In her nine-year wheelchair hurling career, Sarah has won two All-Stars and Camogie Player of the Year Awards.
And her achievements were recognised locally with a prestigious Roscommon Herald/SuperValu Sport Star of the Year Award.
I would say to anyone with a disability, if you see a sport you would like to play, go for it, don’t be afraid, follow your dream.
Because, if you remain in fear of it, you will never do it. Try it out. If it does not work, there is nothing lost. Take part in as many sports as you can. You cannot let disability stop you.
Having met the couple, Sarah watched the Duke and Duchess of Sussex’s recent tell-all interview with Oprah Winfrey with a keen eye.
“During our meeting, they came across as very genuinely interested and very easy to talk to. They asked about how I got involved and how we play wheelchair hurling.
“It was really good to meet them on the pitch at Croke Park with other young sports people with disabilities.”
A past-pupil of St Nathy’s College, Ballaghaderreen and Sligo IT, Sarah says whilst full-time education presented challenges, these prepared her for life.
“There have been challenges for me all my life, but I have been able to manage and overcome them in my own way.
“Partly by not viewing them as challenges. And if I was not able to deal with things I had my family (dad and mum PJ and Annette; brothers Darragh, Cathal and Finbar, and sister Niamh) to support me.”
A member of Western Gaels GAA Club, Sarah, who drives her own adapted car, says wheelchair hurling has proved an integral part of her social life.
Neighbouring County Mayo provides her side’s training bases at Barnacarroll, near Claremorris and Charlestown, and she travels all over Ireland to represent Connacht.
She is anxious to stress to those with a disability that sport is not closed to them.

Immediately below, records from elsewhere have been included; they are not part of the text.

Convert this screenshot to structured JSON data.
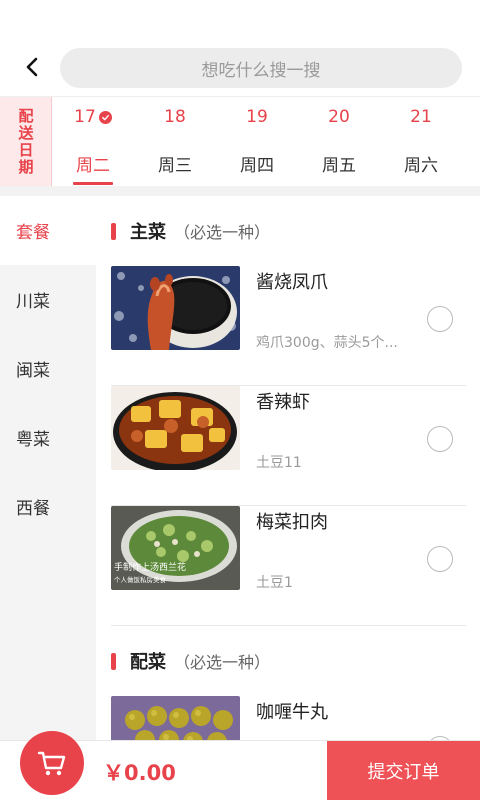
{
  "search": {
    "placeholder": "想吃什么搜一搜"
  },
  "delivery_label": "配送日期",
  "days": [
    {
      "date": "17",
      "weekday": "周二",
      "selected": true,
      "checked": true
    },
    {
      "date": "18",
      "weekday": "周三",
      "selected": false
    },
    {
      "date": "19",
      "weekday": "周四",
      "selected": false
    },
    {
      "date": "20",
      "weekday": "周五",
      "selected": false
    },
    {
      "date": "21",
      "weekday": "周六",
      "selected": false
    }
  ],
  "sidebar": {
    "items": [
      {
        "label": "套餐",
        "active": true
      },
      {
        "label": "川菜"
      },
      {
        "label": "闽菜"
      },
      {
        "label": "粤菜"
      },
      {
        "label": "西餐"
      }
    ]
  },
  "sections": [
    {
      "name": "主菜",
      "note": "（必选一种）",
      "dishes": [
        {
          "name": "酱烧凤爪",
          "desc": "鸡爪300g、蒜头5个...",
          "image": "chicken-feet-photo"
        },
        {
          "name": "香辣虾",
          "desc": "土豆11",
          "image": "spicy-shrimp-photo"
        },
        {
          "name": "梅菜扣肉",
          "desc": "土豆1",
          "image": "braised-pork-photo",
          "overlay_text": [
            "手制作上汤西兰花",
            "个人做饭私房美食"
          ]
        }
      ]
    },
    {
      "name": "配菜",
      "note": "（必选一种）",
      "dishes": [
        {
          "name": "咖喱牛丸",
          "desc": "",
          "image": "curry-beef-balls-photo"
        }
      ]
    }
  ],
  "bottom": {
    "total": "￥0.00",
    "submit_label": "提交订单"
  },
  "colors": {
    "accent": "#e8424a",
    "submit": "#ee5156"
  }
}
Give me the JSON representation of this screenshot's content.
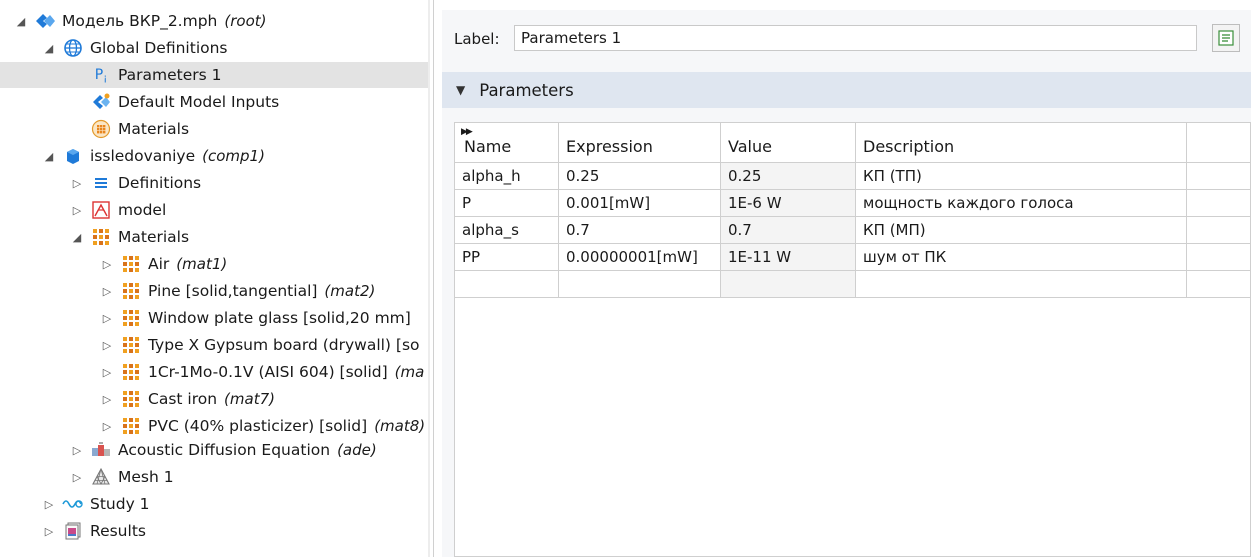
{
  "tree": {
    "root": {
      "label": "Модель ВКР_2.mph",
      "tag": "(root)"
    },
    "global_definitions": "Global Definitions",
    "parameters": "Parameters 1",
    "default_inputs": "Default Model Inputs",
    "global_materials": "Materials",
    "component": {
      "label": "issledovaniye",
      "tag": "(comp1)"
    },
    "definitions": "Definitions",
    "geometry": "model",
    "materials": "Materials",
    "material_items": [
      {
        "label": "Air",
        "tag": "(mat1)"
      },
      {
        "label": "Pine [solid,tangential]",
        "tag": "(mat2)"
      },
      {
        "label": "Window plate glass [solid,20 mm]",
        "tag": ""
      },
      {
        "label": "Type X Gypsum board (drywall) [so",
        "tag": ""
      },
      {
        "label": "1Cr-1Mo-0.1V (AISI 604) [solid]",
        "tag": "(ma"
      },
      {
        "label": "Cast iron",
        "tag": "(mat7)"
      },
      {
        "label": "PVC (40% plasticizer) [solid]",
        "tag": "(mat8)"
      }
    ],
    "physics": {
      "label": "Acoustic Diffusion Equation",
      "tag": "(ade)"
    },
    "mesh": "Mesh 1",
    "study": "Study 1",
    "results": "Results"
  },
  "panel": {
    "label_caption": "Label:",
    "label_value": "Parameters 1",
    "section_title": "Parameters"
  },
  "table": {
    "headers": [
      "Name",
      "Expression",
      "Value",
      "Description"
    ],
    "rows": [
      [
        "alpha_h",
        "0.25",
        "0.25",
        "КП (ТП)"
      ],
      [
        "P",
        "0.001[mW]",
        "1E-6 W",
        "мощность каждого голоса"
      ],
      [
        "alpha_s",
        "0.7",
        "0.7",
        "КП (МП)"
      ],
      [
        "PP",
        "0.00000001[mW]",
        "1E-11 W",
        "шум от ПК"
      ]
    ]
  },
  "colors": {
    "selection": "#e3e3e3",
    "section_header": "#dfe6f0",
    "material_icon": "#f0a020",
    "blue_icon": "#1f7ad8"
  }
}
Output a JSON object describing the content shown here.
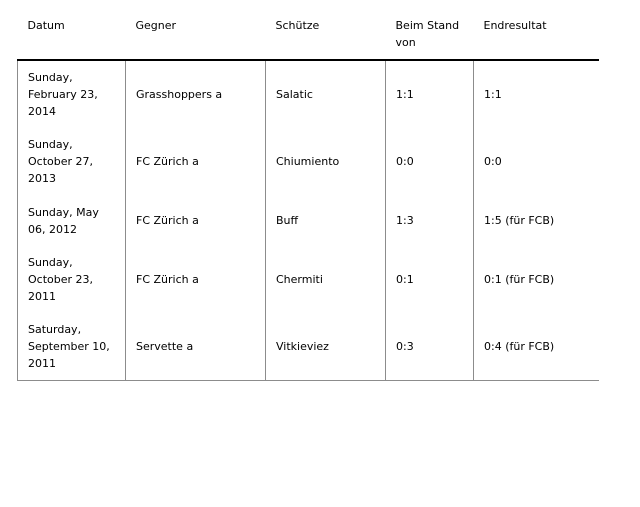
{
  "table": {
    "columns": [
      {
        "key": "datum",
        "label": "Datum"
      },
      {
        "key": "gegner",
        "label": "Gegner"
      },
      {
        "key": "schuetze",
        "label": "Schütze"
      },
      {
        "key": "stand",
        "label": "Beim Stand von"
      },
      {
        "key": "endresultat",
        "label": "Endresultat"
      }
    ],
    "rows": [
      {
        "datum": "Sunday, February 23, 2014",
        "gegner": "Grasshoppers a",
        "schuetze": "Salatic",
        "stand": "1:1",
        "endresultat": "1:1"
      },
      {
        "datum": "Sunday, October 27, 2013",
        "gegner": "FC Zürich a",
        "schuetze": "Chiumiento",
        "stand": "0:0",
        "endresultat": "0:0"
      },
      {
        "datum": "Sunday, May 06, 2012",
        "gegner": "FC Zürich a",
        "schuetze": "Buff",
        "stand": "1:3",
        "endresultat": "1:5 (für FCB)"
      },
      {
        "datum": "Sunday, October 23, 2011",
        "gegner": "FC Zürich a",
        "schuetze": "Chermiti",
        "stand": "0:1",
        "endresultat": "0:1 (für FCB)"
      },
      {
        "datum": "Saturday, September 10, 2011",
        "gegner": "Servette a",
        "schuetze": "Vitkieviez",
        "stand": "0:3",
        "endresultat": "0:4 (für FCB)"
      }
    ]
  },
  "colors": {
    "text": "#000000",
    "rule_strong": "#000000",
    "rule_light": "#8c8c8c",
    "background": "#ffffff"
  }
}
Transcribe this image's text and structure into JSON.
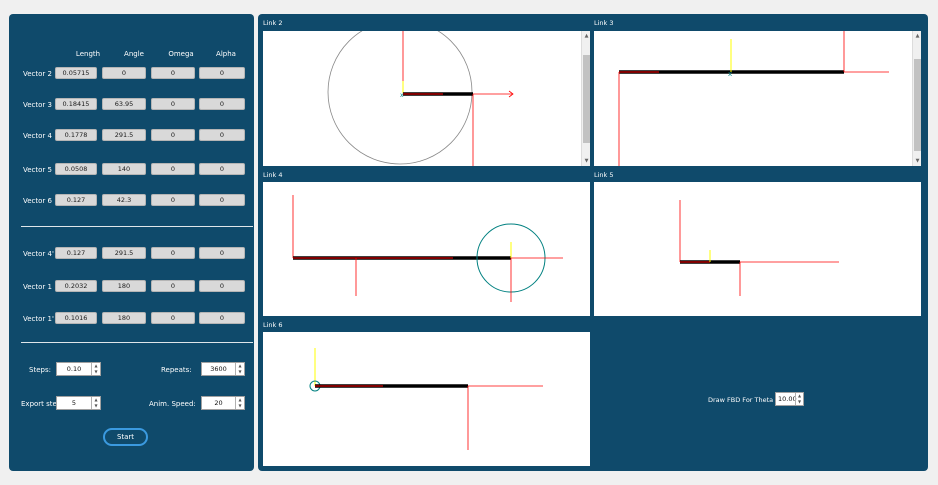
{
  "table": {
    "headers": [
      "Length",
      "Angle",
      "Omega",
      "Alpha"
    ],
    "rows": [
      {
        "label": "Vector 2",
        "length": "0.05715",
        "angle": "0",
        "omega": "0",
        "alpha": "0"
      },
      {
        "label": "Vector 3",
        "length": "0.18415",
        "angle": "63.95",
        "omega": "0",
        "alpha": "0"
      },
      {
        "label": "Vector 4",
        "length": "0.1778",
        "angle": "291.5",
        "omega": "0",
        "alpha": "0"
      },
      {
        "label": "Vector 5",
        "length": "0.0508",
        "angle": "140",
        "omega": "0",
        "alpha": "0"
      },
      {
        "label": "Vector 6",
        "length": "0.127",
        "angle": "42.3",
        "omega": "0",
        "alpha": "0"
      },
      {
        "label": "Vector 4'",
        "length": "0.127",
        "angle": "291.5",
        "omega": "0",
        "alpha": "0"
      },
      {
        "label": "Vector 1",
        "length": "0.2032",
        "angle": "180",
        "omega": "0",
        "alpha": "0"
      },
      {
        "label": "Vector 1'",
        "length": "0.1016",
        "angle": "180",
        "omega": "0",
        "alpha": "0"
      }
    ]
  },
  "controls": {
    "steps_label": "Steps:",
    "steps_value": "0.10",
    "repeats_label": "Repeats:",
    "repeats_value": "3600",
    "export_label": "Export step",
    "export_value": "5",
    "anim_label": "Anim. Speed:",
    "anim_value": "20",
    "start_label": "Start"
  },
  "plots": {
    "link2": "Link 2",
    "link3": "Link 3",
    "link4": "Link 4",
    "link5": "Link 5",
    "link6": "Link 6"
  },
  "fbd": {
    "label": "Draw FBD For Theta =",
    "value": "10.00"
  },
  "colors": {
    "panel": "#0f4a6b",
    "force": "#ff0000",
    "gravity": "#ffff00",
    "link": "#000000",
    "circle": "#008080"
  }
}
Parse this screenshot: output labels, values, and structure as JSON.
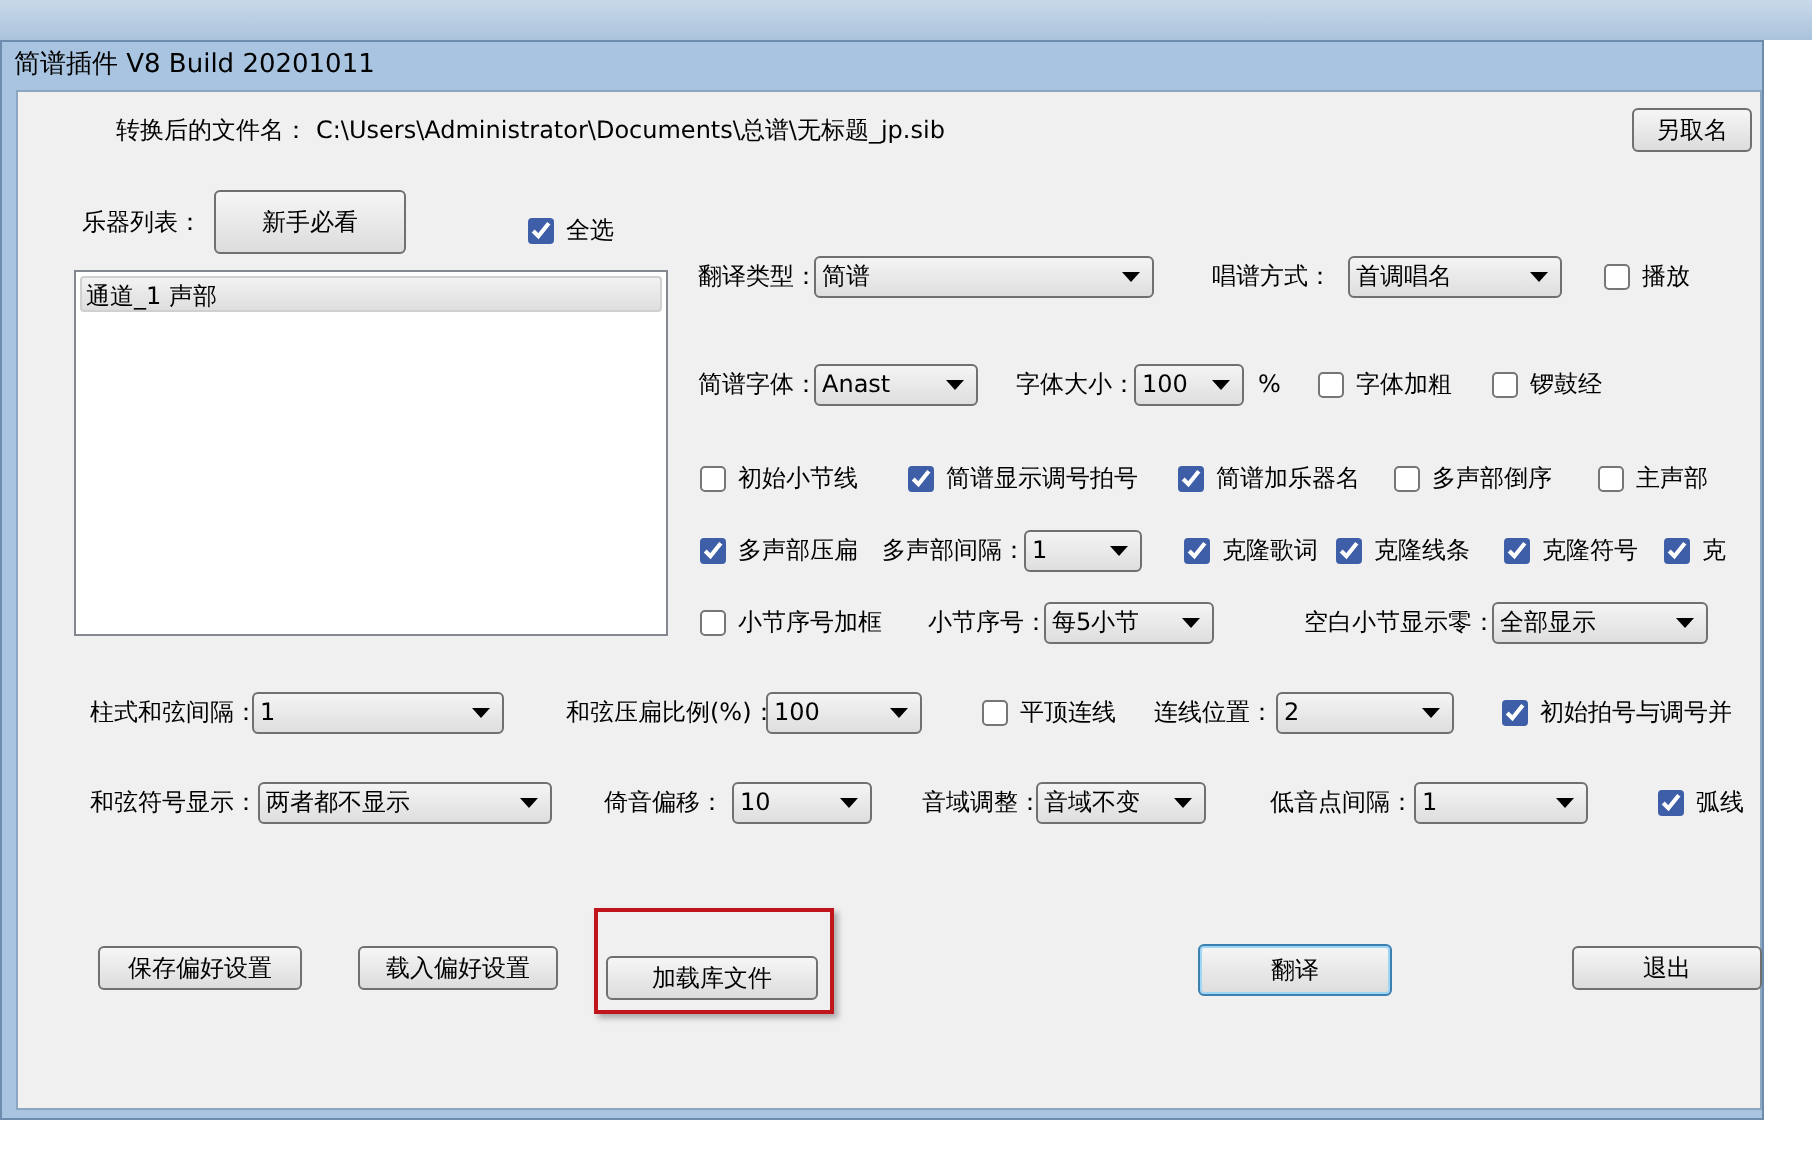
{
  "window": {
    "title": "简谱插件 V8   Build 20201011"
  },
  "output_file": {
    "label": "转换后的文件名：",
    "path": "C:\\Users\\Administrator\\Documents\\总谱\\无标题_jp.sib",
    "button": "另取名"
  },
  "instruments": {
    "label": "乐器列表：",
    "guide_button": "新手必看",
    "select_all": {
      "label": "全选",
      "checked": true
    },
    "items": [
      {
        "label": "通道_1 声部",
        "selected": true
      }
    ]
  },
  "options": [
    [
      {
        "kind": "label",
        "text": "翻译类型："
      },
      {
        "kind": "select",
        "value": "简谱"
      },
      {
        "kind": "label",
        "text": "唱谱方式："
      },
      {
        "kind": "select",
        "value": "首调唱名"
      },
      {
        "kind": "checkbox",
        "label": "播放",
        "checked": false
      }
    ],
    [
      {
        "kind": "label",
        "text": "简谱字体："
      },
      {
        "kind": "select",
        "value": "Anast"
      },
      {
        "kind": "label",
        "text": "字体大小："
      },
      {
        "kind": "select",
        "value": "100"
      },
      {
        "kind": "label",
        "text": "%"
      },
      {
        "kind": "checkbox",
        "label": "字体加粗",
        "checked": false
      },
      {
        "kind": "checkbox",
        "label": "锣鼓经",
        "checked": false
      }
    ],
    [
      {
        "kind": "checkbox",
        "label": "初始小节线",
        "checked": false
      },
      {
        "kind": "checkbox",
        "label": "简谱显示调号拍号",
        "checked": true
      },
      {
        "kind": "checkbox",
        "label": "简谱加乐器名",
        "checked": true
      },
      {
        "kind": "checkbox",
        "label": "多声部倒序",
        "checked": false
      },
      {
        "kind": "checkbox",
        "label": "主声部",
        "checked": false
      }
    ],
    [
      {
        "kind": "checkbox",
        "label": "多声部压扁",
        "checked": true
      },
      {
        "kind": "label",
        "text": "多声部间隔："
      },
      {
        "kind": "select",
        "value": "1"
      },
      {
        "kind": "checkbox",
        "label": "克隆歌词",
        "checked": true
      },
      {
        "kind": "checkbox",
        "label": "克隆线条",
        "checked": true
      },
      {
        "kind": "checkbox",
        "label": "克隆符号",
        "checked": true
      },
      {
        "kind": "checkbox",
        "label": "克",
        "checked": true
      }
    ],
    [
      {
        "kind": "checkbox",
        "label": "小节序号加框",
        "checked": false
      },
      {
        "kind": "label",
        "text": "小节序号："
      },
      {
        "kind": "select",
        "value": "每5小节"
      },
      {
        "kind": "label",
        "text": "空白小节显示零："
      },
      {
        "kind": "select",
        "value": "全部显示"
      }
    ],
    [
      {
        "kind": "label",
        "text": "柱式和弦间隔："
      },
      {
        "kind": "select",
        "value": "1"
      },
      {
        "kind": "label",
        "text": "和弦压扁比例(%)："
      },
      {
        "kind": "select",
        "value": "100"
      },
      {
        "kind": "checkbox",
        "label": "平顶连线",
        "checked": false
      },
      {
        "kind": "label",
        "text": "连线位置："
      },
      {
        "kind": "select",
        "value": "2"
      },
      {
        "kind": "checkbox",
        "label": "初始拍号与调号并",
        "checked": true
      }
    ],
    [
      {
        "kind": "label",
        "text": "和弦符号显示："
      },
      {
        "kind": "select",
        "value": "两者都不显示"
      },
      {
        "kind": "label",
        "text": "倚音偏移："
      },
      {
        "kind": "select",
        "value": "10"
      },
      {
        "kind": "label",
        "text": "音域调整："
      },
      {
        "kind": "select",
        "value": "音域不变"
      },
      {
        "kind": "label",
        "text": "低音点间隔："
      },
      {
        "kind": "select",
        "value": "1"
      },
      {
        "kind": "checkbox",
        "label": "弧线",
        "checked": true
      }
    ]
  ],
  "buttons": [
    {
      "label": "保存偏好设置",
      "default": false,
      "highlighted": false
    },
    {
      "label": "载入偏好设置",
      "default": false,
      "highlighted": false
    },
    {
      "label": "加载库文件",
      "default": false,
      "highlighted": true
    },
    {
      "label": "翻译",
      "default": true,
      "highlighted": false
    },
    {
      "label": "退出",
      "default": false,
      "highlighted": false
    }
  ]
}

“It is great to meet and to interact with people I would not otherwise have met. Wheelchair hurling has helped me build friendships. Socially, it has helped me a lot.
“I would say to anyone with a disability, if you see a sport you would like to play, go for it, don’t be afraid, follow your dream.
“Because, if you remain in fear of it, you will never do it. Try it out. If it does not work, there is nothing lost. Take part in as many sports as you can. You cannot let disability stop you.
“For me, it is great to play against other provinces and challenge myself. I get a real buzz out of it, especially when we win. But no-one likes losing.”